(Beginning of Source data)

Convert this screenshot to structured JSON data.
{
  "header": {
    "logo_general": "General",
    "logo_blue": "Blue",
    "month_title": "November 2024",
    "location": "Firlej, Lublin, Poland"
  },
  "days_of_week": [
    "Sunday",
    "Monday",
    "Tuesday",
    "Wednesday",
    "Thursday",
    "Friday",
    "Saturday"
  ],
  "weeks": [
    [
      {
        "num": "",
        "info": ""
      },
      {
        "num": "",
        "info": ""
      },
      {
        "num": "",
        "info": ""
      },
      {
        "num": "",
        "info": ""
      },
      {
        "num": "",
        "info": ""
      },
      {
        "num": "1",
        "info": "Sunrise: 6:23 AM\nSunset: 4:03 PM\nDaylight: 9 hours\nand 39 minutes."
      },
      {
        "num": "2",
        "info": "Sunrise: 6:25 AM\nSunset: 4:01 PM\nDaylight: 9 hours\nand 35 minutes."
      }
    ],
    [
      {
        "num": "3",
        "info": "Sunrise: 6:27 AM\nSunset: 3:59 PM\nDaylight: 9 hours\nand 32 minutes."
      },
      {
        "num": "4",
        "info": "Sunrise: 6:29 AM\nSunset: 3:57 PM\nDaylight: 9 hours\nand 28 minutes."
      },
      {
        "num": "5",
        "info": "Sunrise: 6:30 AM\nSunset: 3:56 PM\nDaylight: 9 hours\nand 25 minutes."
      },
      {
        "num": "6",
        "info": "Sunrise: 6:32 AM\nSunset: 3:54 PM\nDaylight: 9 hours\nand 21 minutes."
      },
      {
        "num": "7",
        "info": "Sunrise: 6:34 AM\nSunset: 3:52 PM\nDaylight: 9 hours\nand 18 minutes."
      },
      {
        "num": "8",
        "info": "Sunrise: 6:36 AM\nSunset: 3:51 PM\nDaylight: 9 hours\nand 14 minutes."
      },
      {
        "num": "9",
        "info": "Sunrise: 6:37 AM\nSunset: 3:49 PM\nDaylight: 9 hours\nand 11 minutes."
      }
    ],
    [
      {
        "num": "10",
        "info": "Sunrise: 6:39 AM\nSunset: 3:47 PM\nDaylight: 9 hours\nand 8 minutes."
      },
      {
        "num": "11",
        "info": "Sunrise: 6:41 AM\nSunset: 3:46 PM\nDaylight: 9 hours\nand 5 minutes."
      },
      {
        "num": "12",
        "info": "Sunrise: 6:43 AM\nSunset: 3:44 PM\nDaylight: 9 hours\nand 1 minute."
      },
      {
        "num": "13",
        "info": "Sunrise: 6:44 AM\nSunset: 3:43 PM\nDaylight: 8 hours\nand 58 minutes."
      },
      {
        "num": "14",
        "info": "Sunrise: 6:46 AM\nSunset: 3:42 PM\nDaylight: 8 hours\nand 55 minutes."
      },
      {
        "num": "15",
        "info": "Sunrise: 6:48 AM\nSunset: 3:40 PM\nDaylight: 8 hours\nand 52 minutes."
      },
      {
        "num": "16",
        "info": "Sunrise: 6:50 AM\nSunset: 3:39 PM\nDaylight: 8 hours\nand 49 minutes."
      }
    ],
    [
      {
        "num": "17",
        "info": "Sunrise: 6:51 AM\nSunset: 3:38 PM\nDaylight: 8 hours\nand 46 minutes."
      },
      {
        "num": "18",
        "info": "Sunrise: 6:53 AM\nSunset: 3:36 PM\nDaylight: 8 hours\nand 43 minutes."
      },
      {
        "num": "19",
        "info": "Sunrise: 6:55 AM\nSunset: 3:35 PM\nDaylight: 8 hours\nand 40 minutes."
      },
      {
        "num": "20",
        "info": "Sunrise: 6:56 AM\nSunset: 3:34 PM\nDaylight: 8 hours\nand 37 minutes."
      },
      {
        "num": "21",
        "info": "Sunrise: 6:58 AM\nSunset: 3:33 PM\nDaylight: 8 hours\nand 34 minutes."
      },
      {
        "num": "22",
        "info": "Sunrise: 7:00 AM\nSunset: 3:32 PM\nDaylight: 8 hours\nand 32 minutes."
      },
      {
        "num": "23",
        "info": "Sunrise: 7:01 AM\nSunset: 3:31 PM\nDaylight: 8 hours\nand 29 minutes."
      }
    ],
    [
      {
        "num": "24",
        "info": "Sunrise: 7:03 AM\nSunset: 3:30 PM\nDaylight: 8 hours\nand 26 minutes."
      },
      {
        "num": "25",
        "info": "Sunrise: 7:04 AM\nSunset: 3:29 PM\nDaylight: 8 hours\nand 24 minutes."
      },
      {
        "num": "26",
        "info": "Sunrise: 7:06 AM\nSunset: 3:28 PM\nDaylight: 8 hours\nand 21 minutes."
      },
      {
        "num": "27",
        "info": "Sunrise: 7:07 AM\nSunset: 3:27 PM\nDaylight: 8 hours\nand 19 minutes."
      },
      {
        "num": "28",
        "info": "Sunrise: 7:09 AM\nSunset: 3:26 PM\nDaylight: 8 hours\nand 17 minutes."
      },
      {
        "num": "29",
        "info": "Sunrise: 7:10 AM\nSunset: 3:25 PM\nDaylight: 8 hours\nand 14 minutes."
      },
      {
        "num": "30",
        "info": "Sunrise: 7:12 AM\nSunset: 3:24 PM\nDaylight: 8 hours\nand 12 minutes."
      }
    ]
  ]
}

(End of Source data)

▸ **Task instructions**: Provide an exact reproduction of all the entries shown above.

▸ **Result of this task**:
Convert this screenshot to structured JSON data.
{
  "header": {
    "logo_general": "General",
    "logo_blue": "Blue",
    "month_title": "November 2024",
    "location": "Firlej, Lublin, Poland"
  },
  "days_of_week": [
    "Sunday",
    "Monday",
    "Tuesday",
    "Wednesday",
    "Thursday",
    "Friday",
    "Saturday"
  ],
  "weeks": [
    [
      {
        "num": "",
        "info": ""
      },
      {
        "num": "",
        "info": ""
      },
      {
        "num": "",
        "info": ""
      },
      {
        "num": "",
        "info": ""
      },
      {
        "num": "",
        "info": ""
      },
      {
        "num": "1",
        "info": "Sunrise: 6:23 AM\nSunset: 4:03 PM\nDaylight: 9 hours\nand 39 minutes."
      },
      {
        "num": "2",
        "info": "Sunrise: 6:25 AM\nSunset: 4:01 PM\nDaylight: 9 hours\nand 35 minutes."
      }
    ],
    [
      {
        "num": "3",
        "info": "Sunrise: 6:27 AM\nSunset: 3:59 PM\nDaylight: 9 hours\nand 32 minutes."
      },
      {
        "num": "4",
        "info": "Sunrise: 6:29 AM\nSunset: 3:57 PM\nDaylight: 9 hours\nand 28 minutes."
      },
      {
        "num": "5",
        "info": "Sunrise: 6:30 AM\nSunset: 3:56 PM\nDaylight: 9 hours\nand 25 minutes."
      },
      {
        "num": "6",
        "info": "Sunrise: 6:32 AM\nSunset: 3:54 PM\nDaylight: 9 hours\nand 21 minutes."
      },
      {
        "num": "7",
        "info": "Sunrise: 6:34 AM\nSunset: 3:52 PM\nDaylight: 9 hours\nand 18 minutes."
      },
      {
        "num": "8",
        "info": "Sunrise: 6:36 AM\nSunset: 3:51 PM\nDaylight: 9 hours\nand 14 minutes."
      },
      {
        "num": "9",
        "info": "Sunrise: 6:37 AM\nSunset: 3:49 PM\nDaylight: 9 hours\nand 11 minutes."
      }
    ],
    [
      {
        "num": "10",
        "info": "Sunrise: 6:39 AM\nSunset: 3:47 PM\nDaylight: 9 hours\nand 8 minutes."
      },
      {
        "num": "11",
        "info": "Sunrise: 6:41 AM\nSunset: 3:46 PM\nDaylight: 9 hours\nand 5 minutes."
      },
      {
        "num": "12",
        "info": "Sunrise: 6:43 AM\nSunset: 3:44 PM\nDaylight: 9 hours\nand 1 minute."
      },
      {
        "num": "13",
        "info": "Sunrise: 6:44 AM\nSunset: 3:43 PM\nDaylight: 8 hours\nand 58 minutes."
      },
      {
        "num": "14",
        "info": "Sunrise: 6:46 AM\nSunset: 3:42 PM\nDaylight: 8 hours\nand 55 minutes."
      },
      {
        "num": "15",
        "info": "Sunrise: 6:48 AM\nSunset: 3:40 PM\nDaylight: 8 hours\nand 52 minutes."
      },
      {
        "num": "16",
        "info": "Sunrise: 6:50 AM\nSunset: 3:39 PM\nDaylight: 8 hours\nand 49 minutes."
      }
    ],
    [
      {
        "num": "17",
        "info": "Sunrise: 6:51 AM\nSunset: 3:38 PM\nDaylight: 8 hours\nand 46 minutes."
      },
      {
        "num": "18",
        "info": "Sunrise: 6:53 AM\nSunset: 3:36 PM\nDaylight: 8 hours\nand 43 minutes."
      },
      {
        "num": "19",
        "info": "Sunrise: 6:55 AM\nSunset: 3:35 PM\nDaylight: 8 hours\nand 40 minutes."
      },
      {
        "num": "20",
        "info": "Sunrise: 6:56 AM\nSunset: 3:34 PM\nDaylight: 8 hours\nand 37 minutes."
      },
      {
        "num": "21",
        "info": "Sunrise: 6:58 AM\nSunset: 3:33 PM\nDaylight: 8 hours\nand 34 minutes."
      },
      {
        "num": "22",
        "info": "Sunrise: 7:00 AM\nSunset: 3:32 PM\nDaylight: 8 hours\nand 32 minutes."
      },
      {
        "num": "23",
        "info": "Sunrise: 7:01 AM\nSunset: 3:31 PM\nDaylight: 8 hours\nand 29 minutes."
      }
    ],
    [
      {
        "num": "24",
        "info": "Sunrise: 7:03 AM\nSunset: 3:30 PM\nDaylight: 8 hours\nand 26 minutes."
      },
      {
        "num": "25",
        "info": "Sunrise: 7:04 AM\nSunset: 3:29 PM\nDaylight: 8 hours\nand 24 minutes."
      },
      {
        "num": "26",
        "info": "Sunrise: 7:06 AM\nSunset: 3:28 PM\nDaylight: 8 hours\nand 21 minutes."
      },
      {
        "num": "27",
        "info": "Sunrise: 7:07 AM\nSunset: 3:27 PM\nDaylight: 8 hours\nand 19 minutes."
      },
      {
        "num": "28",
        "info": "Sunrise: 7:09 AM\nSunset: 3:26 PM\nDaylight: 8 hours\nand 17 minutes."
      },
      {
        "num": "29",
        "info": "Sunrise: 7:10 AM\nSunset: 3:25 PM\nDaylight: 8 hours\nand 14 minutes."
      },
      {
        "num": "30",
        "info": "Sunrise: 7:12 AM\nSunset: 3:24 PM\nDaylight: 8 hours\nand 12 minutes."
      }
    ]
  ]
}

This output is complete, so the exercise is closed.